(Provided data)

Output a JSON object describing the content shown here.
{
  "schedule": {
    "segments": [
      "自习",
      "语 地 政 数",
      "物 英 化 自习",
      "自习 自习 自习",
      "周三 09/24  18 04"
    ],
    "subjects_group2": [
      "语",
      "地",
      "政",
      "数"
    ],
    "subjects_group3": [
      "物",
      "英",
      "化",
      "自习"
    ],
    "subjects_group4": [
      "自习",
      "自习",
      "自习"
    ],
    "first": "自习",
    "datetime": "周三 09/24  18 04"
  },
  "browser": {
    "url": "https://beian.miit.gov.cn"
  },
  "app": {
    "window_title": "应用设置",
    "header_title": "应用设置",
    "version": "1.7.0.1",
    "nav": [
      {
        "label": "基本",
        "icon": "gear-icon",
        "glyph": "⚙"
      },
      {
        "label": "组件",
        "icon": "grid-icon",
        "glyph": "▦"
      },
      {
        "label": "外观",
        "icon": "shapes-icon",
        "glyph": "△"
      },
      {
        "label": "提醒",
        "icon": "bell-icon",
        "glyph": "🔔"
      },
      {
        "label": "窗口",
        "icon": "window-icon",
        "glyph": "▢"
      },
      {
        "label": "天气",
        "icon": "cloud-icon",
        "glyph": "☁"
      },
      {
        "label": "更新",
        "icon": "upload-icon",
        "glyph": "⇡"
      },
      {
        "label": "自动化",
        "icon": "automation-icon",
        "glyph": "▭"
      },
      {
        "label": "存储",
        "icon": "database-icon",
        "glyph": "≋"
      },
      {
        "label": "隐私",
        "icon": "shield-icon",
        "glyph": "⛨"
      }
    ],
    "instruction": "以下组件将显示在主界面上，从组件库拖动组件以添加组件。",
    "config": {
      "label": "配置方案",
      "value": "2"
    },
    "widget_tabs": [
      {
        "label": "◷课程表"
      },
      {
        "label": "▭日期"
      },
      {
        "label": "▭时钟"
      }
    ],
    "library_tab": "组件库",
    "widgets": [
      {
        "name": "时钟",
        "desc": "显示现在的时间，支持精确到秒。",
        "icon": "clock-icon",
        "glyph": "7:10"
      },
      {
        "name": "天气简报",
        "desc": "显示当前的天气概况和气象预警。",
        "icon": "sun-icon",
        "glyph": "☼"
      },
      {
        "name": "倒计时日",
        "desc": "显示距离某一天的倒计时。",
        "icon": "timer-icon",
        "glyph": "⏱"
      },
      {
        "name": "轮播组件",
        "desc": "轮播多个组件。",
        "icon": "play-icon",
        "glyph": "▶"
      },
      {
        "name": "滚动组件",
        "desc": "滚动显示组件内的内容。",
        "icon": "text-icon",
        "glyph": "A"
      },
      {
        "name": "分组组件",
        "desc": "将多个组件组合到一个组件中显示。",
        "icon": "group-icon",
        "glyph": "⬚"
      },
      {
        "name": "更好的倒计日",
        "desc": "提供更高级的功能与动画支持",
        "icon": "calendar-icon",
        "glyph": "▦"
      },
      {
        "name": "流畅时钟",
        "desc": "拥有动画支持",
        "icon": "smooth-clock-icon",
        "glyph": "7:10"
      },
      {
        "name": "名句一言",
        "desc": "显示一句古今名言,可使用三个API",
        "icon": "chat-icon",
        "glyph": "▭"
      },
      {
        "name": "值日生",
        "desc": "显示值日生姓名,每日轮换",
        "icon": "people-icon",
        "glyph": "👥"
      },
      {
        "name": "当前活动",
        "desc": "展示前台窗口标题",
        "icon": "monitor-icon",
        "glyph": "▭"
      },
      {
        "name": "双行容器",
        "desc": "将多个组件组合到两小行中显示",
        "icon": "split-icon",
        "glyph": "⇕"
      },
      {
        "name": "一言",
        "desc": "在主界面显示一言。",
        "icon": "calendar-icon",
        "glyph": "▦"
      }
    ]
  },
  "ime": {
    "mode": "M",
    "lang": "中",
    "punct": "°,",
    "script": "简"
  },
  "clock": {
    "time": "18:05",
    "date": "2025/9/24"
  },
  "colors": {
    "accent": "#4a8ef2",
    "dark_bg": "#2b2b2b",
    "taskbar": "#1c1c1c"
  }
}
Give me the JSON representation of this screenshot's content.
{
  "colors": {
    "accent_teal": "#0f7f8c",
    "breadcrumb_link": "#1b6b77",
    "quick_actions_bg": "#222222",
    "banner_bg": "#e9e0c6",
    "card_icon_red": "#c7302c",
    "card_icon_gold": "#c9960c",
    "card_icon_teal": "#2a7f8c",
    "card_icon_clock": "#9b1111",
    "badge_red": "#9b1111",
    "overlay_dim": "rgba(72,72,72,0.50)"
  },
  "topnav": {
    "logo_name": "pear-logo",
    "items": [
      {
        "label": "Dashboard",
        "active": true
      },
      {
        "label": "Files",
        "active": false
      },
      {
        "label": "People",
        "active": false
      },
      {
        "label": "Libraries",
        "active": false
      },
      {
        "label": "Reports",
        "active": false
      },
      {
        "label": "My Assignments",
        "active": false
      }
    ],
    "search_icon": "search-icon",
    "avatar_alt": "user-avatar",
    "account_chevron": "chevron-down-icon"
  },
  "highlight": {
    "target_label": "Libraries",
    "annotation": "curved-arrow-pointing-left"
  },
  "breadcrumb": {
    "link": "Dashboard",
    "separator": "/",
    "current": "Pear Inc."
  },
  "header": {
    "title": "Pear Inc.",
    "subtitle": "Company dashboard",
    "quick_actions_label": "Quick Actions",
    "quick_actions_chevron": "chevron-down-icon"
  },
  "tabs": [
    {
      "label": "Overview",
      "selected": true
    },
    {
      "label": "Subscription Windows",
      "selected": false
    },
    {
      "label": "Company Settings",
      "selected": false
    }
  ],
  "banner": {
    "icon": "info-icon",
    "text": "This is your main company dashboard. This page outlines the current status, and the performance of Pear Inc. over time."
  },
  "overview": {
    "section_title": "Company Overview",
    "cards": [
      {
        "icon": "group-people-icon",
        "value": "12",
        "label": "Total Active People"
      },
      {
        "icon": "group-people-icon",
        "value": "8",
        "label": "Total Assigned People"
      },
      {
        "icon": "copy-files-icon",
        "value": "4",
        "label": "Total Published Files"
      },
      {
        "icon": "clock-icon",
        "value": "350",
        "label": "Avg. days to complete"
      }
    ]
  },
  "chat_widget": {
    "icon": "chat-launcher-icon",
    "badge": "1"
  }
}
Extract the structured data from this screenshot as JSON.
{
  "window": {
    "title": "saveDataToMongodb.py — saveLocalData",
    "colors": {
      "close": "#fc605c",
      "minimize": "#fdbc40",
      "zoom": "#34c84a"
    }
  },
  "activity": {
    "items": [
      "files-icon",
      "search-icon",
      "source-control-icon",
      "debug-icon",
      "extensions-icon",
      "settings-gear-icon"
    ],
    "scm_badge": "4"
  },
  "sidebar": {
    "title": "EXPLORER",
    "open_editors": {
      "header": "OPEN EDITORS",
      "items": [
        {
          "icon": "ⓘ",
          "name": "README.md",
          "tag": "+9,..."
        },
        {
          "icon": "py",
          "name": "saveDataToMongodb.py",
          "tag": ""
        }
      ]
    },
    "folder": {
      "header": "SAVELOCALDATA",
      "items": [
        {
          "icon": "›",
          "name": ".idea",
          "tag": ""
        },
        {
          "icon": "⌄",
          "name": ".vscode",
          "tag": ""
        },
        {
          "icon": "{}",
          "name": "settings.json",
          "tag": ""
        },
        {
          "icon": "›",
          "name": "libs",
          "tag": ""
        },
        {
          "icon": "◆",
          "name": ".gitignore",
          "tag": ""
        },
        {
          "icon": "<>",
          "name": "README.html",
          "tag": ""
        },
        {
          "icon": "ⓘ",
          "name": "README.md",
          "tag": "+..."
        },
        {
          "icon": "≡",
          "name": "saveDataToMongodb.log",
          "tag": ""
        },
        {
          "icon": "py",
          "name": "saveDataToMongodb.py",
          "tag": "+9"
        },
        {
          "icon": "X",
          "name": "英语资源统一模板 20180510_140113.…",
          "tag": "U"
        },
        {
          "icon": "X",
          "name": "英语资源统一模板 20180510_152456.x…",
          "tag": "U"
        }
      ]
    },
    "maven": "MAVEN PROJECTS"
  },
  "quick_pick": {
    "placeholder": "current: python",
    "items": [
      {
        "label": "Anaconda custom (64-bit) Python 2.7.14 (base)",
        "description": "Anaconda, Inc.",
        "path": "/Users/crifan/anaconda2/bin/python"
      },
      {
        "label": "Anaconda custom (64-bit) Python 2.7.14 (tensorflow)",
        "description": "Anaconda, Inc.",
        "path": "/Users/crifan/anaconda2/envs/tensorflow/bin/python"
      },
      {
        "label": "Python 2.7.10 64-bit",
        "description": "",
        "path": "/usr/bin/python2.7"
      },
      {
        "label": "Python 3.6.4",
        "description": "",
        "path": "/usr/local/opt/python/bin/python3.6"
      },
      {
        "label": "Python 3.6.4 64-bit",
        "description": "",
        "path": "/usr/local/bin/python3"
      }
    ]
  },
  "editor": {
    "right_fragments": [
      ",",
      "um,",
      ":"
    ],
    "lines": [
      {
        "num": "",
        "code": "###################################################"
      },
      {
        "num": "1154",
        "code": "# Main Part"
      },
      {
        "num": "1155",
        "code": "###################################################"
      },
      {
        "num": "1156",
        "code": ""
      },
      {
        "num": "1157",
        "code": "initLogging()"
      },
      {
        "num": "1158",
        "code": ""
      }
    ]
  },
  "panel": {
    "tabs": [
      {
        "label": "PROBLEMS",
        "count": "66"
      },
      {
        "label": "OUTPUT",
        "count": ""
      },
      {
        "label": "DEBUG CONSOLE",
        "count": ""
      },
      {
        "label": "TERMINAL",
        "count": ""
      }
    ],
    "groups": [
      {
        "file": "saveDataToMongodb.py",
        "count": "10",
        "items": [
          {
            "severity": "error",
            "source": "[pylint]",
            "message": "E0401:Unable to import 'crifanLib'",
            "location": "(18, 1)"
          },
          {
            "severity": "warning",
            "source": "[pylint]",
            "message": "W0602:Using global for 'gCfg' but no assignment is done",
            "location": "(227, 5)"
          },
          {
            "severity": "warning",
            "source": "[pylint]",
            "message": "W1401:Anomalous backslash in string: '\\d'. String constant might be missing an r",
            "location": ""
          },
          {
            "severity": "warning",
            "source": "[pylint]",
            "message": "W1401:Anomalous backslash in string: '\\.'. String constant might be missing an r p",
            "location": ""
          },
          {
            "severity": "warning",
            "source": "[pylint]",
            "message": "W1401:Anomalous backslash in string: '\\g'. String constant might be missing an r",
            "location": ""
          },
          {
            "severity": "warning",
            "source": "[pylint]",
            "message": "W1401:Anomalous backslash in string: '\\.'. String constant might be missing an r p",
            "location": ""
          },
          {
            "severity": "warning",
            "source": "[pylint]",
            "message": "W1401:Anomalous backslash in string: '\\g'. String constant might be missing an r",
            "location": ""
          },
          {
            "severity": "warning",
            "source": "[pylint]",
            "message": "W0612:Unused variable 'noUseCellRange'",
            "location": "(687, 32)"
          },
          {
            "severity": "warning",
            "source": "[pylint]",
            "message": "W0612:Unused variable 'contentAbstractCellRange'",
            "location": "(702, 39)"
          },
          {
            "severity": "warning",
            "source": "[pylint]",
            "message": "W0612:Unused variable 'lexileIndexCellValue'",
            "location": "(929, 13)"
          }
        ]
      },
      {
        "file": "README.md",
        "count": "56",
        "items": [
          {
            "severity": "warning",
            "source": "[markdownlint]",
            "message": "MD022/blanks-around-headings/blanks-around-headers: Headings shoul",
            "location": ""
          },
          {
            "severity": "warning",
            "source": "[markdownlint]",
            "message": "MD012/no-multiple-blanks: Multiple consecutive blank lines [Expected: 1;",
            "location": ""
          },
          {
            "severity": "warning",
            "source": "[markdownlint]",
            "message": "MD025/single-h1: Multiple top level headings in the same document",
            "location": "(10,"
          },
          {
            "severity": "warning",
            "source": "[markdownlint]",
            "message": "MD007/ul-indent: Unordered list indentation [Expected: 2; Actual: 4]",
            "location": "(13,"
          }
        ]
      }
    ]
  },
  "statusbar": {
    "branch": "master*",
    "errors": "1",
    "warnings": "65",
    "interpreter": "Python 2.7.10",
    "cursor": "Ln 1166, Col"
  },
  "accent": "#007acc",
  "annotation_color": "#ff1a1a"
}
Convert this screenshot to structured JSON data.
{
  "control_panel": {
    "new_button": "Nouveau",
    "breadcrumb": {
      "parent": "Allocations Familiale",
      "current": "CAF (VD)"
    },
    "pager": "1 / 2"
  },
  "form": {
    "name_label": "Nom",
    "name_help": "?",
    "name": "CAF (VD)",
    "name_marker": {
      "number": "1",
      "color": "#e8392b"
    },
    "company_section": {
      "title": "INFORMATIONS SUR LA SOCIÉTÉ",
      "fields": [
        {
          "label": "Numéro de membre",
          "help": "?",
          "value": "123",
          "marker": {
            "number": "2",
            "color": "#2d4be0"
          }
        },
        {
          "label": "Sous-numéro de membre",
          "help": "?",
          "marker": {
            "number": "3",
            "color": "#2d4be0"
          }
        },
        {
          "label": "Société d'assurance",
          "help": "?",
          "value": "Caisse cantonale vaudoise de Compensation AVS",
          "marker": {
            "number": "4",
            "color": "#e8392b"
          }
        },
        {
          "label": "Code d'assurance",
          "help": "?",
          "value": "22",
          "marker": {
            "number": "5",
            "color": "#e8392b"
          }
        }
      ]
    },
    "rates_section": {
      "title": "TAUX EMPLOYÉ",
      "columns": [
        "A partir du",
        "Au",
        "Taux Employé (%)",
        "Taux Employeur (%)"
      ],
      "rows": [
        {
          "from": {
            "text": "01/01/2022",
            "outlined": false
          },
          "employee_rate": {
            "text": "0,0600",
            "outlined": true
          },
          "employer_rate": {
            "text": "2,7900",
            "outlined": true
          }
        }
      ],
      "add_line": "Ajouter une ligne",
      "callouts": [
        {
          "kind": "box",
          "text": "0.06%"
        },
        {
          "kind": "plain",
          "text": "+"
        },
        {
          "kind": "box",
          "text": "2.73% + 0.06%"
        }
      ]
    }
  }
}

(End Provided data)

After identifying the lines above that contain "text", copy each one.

**Answer to this problem**
        "icon": "text-icon",
    "text": "This is your main company dashboard. This page outlines the current status, and the performance of Pear Inc. over time."
            "text": "01/01/2022",
            "text": "0,0600",
            "text": "2,7900",
          "text": "0.06%"
          "text": "+"
          "text": "2.73% + 0.06%"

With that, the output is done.